You can’t have a family of over a hundred without unfortunate incidents cropping up now and then. But when one member features prominently in two of those incidents, understandably more attention is warranted.
Officer Michael Wiley has been with the Lakewood Police Department since 2004 and had transferred from the Seattle Police Department after two years of service there.
His name appears in connection with the death of Leonard Thomas in 2013 and more recently, Said Joquin on May 1 of 2020. The death of Leonard Thomas ultimately cost $12.5 million, though it is crass to reduce a life to cash payouts. Insurance covered most of it, but almost $20 will still come out of the pocket of every Lakewood man, woman, and child. This doesn’t include the cost of insurance increases in the days to follow.
A request for Wiley’s record yielded an excessive amount of returns. One of the returns on a City of Lakewood public records utility of the name Wiley yielded over 20,000 possible responses. An email fulfillment included senseless duplications, enormous retractions, and in some cases completely immaterial reports, this from a sometimes cranky download server that often ground to a halt in timeouts.
Among the deluge of entries into his record consisted of items like his contributions to the force coffee fund and what seems to be every instance of him checking out a force phone charger, Ofcr Wiley’s record seems to lack commendations but does have one or two complaints which seem to be largely unfounded. There is an expansive array of certifications that one would expect officers would have to engage in.
One troubling entry is Ofcr Wiley’s purchase of “suppressors”, commonly referred to as silencers, made without the Department’s knowledge, yet made on Department letterhead. Wiley had consulted with no one else in the Department prior to the purchase. After an internal investigation, Wiley was cleared. No charges were filed against Wiley. Surplus Ammo and Arms would not comment on the purchase through them.
Numerous accounts exist of Wiley being first on the scene to use a Taser to subdue an aggressive assailant, though it doesn’t always prove successful, not uncommon with Tasers. There are also more than a couple reports and pictures of Wiley injured in duty.
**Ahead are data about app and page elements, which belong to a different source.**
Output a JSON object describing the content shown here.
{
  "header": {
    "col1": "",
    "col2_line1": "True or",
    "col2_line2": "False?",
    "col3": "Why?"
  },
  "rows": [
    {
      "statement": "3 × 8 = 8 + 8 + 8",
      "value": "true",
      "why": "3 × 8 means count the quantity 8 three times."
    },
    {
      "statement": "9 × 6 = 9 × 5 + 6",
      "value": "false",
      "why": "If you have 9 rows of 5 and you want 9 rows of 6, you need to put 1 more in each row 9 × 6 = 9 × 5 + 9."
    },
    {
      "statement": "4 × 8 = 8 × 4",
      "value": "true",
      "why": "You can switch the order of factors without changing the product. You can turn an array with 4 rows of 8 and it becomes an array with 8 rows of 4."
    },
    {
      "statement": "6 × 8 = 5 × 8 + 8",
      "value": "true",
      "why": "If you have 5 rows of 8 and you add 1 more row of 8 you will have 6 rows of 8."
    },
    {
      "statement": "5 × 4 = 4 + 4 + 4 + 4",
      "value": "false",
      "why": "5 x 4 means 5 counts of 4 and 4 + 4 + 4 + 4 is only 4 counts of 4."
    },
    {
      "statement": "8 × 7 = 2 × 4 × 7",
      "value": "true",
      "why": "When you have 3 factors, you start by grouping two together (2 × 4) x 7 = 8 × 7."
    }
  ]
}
The Joquin shooting occurred one year ago. Ofcr Wiley is maybe months away from being eligible for paid retirement, but neither LPD or the City of Lakewood would comment on date or eligibilty. His administrative leave has been lifted as of March 20th. He is now restored to full duty. The investigation has been turned over to the Pierce County Prosecutor’s Office.
According to the City of Lakewood, “The Pierce County Prosecuting Attorney will now review the investigation, using the facts and law to determine an appropriate charging decision.”
We don’t get reports of successfully resolved patrol incidents, but that makes the tragic resolutions all the more stark.
Over two years ago I penned an article entitled “An Open Letter To Lakewood Police Chief Mike Zaro” entreating his Department to make every effort to “bring ‘em back alive”. This is not always practical and I am sure that any officer that has been on the Lakewood force since 2009 is mindful of the loss of four members of that ‘thin blue line’, an incident that made worldwide news.
My apologies if I have misinterpreted any information here, and hope to tell the story as accurately as I am able.
The views expressed in this article are the writer’s own.